Items from an interface collection:
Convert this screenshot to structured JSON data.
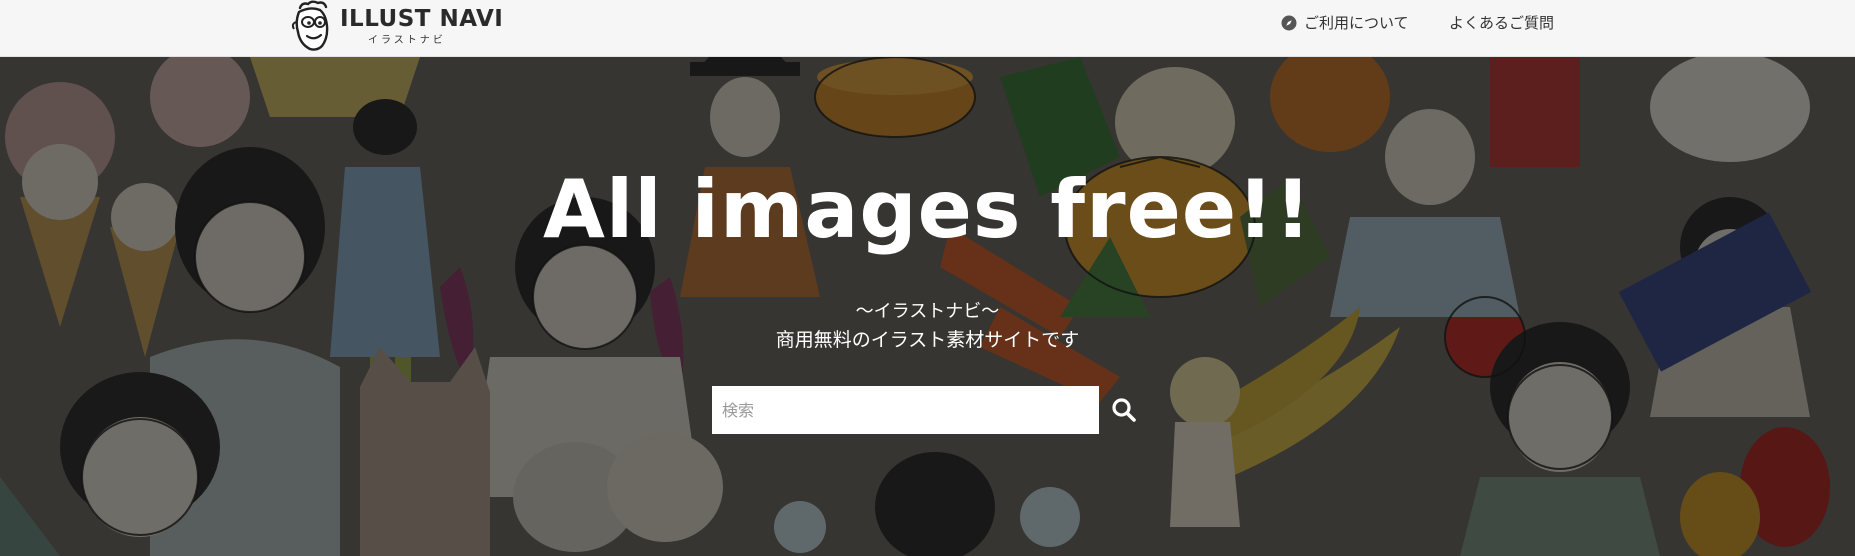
{
  "header": {
    "logo_title": "ILLUST NAVI",
    "logo_sub": "イラストナビ",
    "nav": {
      "about_label": "ご利用について",
      "faq_label": "よくあるご質問"
    }
  },
  "hero": {
    "title": "All images free!!",
    "subtitle_line1": "〜イラストナビ〜",
    "subtitle_line2": "商用無料のイラスト素材サイトです",
    "search": {
      "placeholder": "検索",
      "value": ""
    }
  },
  "icons": {
    "logo": "monkey-face-logo-icon",
    "about": "compass-icon",
    "search": "search-icon"
  },
  "colors": {
    "header_bg": "#f6f6f6",
    "nav_text": "#333333",
    "hero_text": "#ffffff"
  }
}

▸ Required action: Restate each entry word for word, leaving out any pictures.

▸ Solution for this task:
Convert this screenshot to structured JSON data.
{
  "header": {
    "logo_title": "ILLUST NAVI",
    "logo_sub": "イラストナビ",
    "nav": {
      "about_label": "ご利用について",
      "faq_label": "よくあるご質問"
    }
  },
  "hero": {
    "title": "All images free!!",
    "subtitle_line1": "〜イラストナビ〜",
    "subtitle_line2": "商用無料のイラスト素材サイトです",
    "search": {
      "placeholder": "検索",
      "value": ""
    }
  },
  "icons": {
    "logo": "monkey-face-logo-icon",
    "about": "compass-icon",
    "search": "search-icon"
  },
  "colors": {
    "header_bg": "#f6f6f6",
    "nav_text": "#333333",
    "hero_text": "#ffffff"
  }
}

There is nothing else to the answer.